[Opening EXTRACTED DATA section]

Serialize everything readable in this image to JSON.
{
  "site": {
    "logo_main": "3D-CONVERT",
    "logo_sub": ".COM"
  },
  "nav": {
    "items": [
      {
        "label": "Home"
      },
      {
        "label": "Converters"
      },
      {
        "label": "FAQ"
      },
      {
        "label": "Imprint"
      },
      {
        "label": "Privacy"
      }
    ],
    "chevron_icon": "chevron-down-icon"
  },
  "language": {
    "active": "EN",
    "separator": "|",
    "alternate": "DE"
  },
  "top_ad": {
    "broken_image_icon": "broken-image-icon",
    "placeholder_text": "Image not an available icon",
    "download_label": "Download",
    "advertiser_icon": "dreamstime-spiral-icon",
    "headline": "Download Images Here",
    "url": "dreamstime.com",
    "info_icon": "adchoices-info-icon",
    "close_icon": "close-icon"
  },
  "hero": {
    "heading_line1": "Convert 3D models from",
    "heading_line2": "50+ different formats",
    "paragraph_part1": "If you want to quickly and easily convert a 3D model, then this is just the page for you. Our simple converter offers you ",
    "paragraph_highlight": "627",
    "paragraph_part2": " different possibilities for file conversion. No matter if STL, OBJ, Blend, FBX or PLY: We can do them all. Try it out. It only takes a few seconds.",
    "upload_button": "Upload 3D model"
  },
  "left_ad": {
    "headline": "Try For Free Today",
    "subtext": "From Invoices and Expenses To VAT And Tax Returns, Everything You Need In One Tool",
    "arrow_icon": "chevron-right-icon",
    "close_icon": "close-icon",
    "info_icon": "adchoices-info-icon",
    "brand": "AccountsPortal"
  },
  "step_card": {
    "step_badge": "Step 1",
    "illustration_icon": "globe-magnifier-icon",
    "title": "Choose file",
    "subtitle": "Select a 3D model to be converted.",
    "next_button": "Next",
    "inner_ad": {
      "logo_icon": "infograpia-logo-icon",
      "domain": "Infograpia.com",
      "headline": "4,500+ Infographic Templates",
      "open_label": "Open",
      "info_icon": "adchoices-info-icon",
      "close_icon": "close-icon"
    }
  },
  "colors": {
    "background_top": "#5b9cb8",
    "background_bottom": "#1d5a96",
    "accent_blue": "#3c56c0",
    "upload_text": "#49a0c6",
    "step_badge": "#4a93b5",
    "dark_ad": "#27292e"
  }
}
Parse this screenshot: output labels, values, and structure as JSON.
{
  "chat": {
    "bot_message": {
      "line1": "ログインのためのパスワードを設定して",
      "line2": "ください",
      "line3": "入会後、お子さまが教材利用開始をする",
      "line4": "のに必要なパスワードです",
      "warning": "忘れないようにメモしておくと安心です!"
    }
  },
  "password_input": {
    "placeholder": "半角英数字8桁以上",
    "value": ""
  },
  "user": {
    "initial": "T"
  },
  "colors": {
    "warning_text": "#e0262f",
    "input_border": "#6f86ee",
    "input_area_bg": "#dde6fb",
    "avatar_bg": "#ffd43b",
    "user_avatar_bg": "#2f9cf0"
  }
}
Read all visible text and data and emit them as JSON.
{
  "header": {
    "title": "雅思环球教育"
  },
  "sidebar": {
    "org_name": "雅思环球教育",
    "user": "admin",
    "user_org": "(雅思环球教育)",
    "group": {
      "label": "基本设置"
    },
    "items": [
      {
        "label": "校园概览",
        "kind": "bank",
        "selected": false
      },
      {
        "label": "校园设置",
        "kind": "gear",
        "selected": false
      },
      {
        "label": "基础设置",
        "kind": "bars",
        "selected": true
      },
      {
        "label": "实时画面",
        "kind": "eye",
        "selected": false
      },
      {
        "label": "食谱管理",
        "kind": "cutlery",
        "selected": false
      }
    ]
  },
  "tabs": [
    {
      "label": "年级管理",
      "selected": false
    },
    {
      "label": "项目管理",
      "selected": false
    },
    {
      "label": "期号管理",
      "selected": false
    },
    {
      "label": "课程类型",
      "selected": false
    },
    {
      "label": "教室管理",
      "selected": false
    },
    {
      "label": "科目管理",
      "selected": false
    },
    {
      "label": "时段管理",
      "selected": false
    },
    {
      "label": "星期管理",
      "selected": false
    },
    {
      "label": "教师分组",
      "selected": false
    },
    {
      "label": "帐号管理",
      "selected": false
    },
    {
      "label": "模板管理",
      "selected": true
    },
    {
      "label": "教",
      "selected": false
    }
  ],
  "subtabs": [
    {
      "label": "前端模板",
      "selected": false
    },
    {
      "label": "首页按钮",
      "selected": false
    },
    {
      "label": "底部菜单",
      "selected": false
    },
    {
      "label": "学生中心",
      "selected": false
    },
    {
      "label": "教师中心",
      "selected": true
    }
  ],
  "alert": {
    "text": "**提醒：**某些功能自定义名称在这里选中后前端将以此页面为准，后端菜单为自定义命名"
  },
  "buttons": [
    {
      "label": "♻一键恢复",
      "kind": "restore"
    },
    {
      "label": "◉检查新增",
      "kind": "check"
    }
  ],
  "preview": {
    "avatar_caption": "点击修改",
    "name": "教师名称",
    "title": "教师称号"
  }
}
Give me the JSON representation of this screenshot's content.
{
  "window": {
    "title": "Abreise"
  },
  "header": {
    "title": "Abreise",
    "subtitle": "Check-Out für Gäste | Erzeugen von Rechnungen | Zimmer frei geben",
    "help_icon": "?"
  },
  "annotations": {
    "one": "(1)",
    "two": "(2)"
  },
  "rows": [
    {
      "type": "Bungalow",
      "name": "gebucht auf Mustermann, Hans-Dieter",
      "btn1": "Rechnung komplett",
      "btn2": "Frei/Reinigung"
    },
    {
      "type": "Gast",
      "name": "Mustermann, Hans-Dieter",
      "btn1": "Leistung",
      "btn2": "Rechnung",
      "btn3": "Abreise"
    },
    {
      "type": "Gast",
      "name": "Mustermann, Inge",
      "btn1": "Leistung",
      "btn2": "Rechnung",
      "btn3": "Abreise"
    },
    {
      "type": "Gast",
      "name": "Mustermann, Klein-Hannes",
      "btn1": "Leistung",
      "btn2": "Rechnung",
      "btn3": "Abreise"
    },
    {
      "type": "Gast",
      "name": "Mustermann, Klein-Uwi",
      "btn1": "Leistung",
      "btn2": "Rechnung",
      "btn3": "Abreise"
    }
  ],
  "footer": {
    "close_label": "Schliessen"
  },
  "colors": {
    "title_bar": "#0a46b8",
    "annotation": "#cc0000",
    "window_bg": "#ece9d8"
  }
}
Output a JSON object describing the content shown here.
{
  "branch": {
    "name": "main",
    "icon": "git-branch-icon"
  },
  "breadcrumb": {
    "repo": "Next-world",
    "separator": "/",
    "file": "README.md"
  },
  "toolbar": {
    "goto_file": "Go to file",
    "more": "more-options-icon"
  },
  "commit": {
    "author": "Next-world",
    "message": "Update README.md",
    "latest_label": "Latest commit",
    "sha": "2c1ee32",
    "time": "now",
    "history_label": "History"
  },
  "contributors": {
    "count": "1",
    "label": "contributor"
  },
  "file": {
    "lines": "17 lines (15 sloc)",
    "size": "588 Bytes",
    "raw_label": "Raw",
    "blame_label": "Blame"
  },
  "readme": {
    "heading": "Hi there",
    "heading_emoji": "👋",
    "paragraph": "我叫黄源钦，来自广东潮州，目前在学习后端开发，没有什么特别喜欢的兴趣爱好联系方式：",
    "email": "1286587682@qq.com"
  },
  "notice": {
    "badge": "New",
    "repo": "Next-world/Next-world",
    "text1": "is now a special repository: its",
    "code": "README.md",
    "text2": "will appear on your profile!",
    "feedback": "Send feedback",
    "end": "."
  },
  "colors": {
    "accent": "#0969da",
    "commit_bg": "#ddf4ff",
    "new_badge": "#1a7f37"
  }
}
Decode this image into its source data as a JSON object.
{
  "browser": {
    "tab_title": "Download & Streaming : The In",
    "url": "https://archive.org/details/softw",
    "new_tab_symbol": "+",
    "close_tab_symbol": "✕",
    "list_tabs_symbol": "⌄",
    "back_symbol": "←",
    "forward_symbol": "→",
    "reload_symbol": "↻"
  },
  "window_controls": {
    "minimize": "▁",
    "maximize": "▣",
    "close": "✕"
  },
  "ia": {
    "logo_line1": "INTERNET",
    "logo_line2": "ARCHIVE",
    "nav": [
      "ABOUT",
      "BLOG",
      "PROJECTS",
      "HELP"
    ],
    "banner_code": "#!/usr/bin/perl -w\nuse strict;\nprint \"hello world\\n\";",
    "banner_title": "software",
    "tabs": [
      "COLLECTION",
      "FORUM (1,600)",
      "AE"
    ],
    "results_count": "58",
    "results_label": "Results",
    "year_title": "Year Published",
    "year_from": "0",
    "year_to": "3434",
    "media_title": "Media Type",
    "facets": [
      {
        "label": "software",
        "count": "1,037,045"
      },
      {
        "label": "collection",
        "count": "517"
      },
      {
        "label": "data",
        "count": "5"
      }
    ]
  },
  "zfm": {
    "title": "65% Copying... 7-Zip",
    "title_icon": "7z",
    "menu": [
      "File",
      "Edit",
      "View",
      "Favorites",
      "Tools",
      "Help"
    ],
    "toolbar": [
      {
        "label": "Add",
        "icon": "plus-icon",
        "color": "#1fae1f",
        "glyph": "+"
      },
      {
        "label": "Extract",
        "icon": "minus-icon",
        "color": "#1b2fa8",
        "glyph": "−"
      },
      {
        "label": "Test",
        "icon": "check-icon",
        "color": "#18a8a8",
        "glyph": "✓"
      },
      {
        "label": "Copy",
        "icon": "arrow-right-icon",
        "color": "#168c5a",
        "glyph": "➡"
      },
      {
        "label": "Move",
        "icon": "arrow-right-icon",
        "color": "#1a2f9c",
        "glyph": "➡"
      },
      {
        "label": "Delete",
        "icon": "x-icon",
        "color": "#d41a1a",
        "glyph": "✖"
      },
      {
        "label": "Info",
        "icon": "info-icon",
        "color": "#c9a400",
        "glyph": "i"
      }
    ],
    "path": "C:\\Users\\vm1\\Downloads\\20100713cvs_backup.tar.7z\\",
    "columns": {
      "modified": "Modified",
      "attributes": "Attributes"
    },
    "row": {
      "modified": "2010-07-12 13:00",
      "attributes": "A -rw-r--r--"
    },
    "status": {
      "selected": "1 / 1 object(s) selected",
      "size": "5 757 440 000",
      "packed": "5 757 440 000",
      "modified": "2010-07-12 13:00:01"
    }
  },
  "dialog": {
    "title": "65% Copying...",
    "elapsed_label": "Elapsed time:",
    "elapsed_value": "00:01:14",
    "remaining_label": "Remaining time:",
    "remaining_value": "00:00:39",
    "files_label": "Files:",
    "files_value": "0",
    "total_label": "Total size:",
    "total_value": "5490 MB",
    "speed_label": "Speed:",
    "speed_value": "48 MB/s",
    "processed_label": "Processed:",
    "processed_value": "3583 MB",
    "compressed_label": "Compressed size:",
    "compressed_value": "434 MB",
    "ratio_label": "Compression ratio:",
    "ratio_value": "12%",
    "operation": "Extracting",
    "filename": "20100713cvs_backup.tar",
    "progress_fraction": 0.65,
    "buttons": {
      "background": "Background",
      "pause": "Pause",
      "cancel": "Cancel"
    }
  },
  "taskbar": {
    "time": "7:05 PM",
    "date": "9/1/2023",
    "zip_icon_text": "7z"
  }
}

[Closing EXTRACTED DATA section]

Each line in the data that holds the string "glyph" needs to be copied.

        "glyph": "+"
        "glyph": "−"
        "glyph": "✓"
        "glyph": "➡"
        "glyph": "➡"
        "glyph": "✖"
        "glyph": "i"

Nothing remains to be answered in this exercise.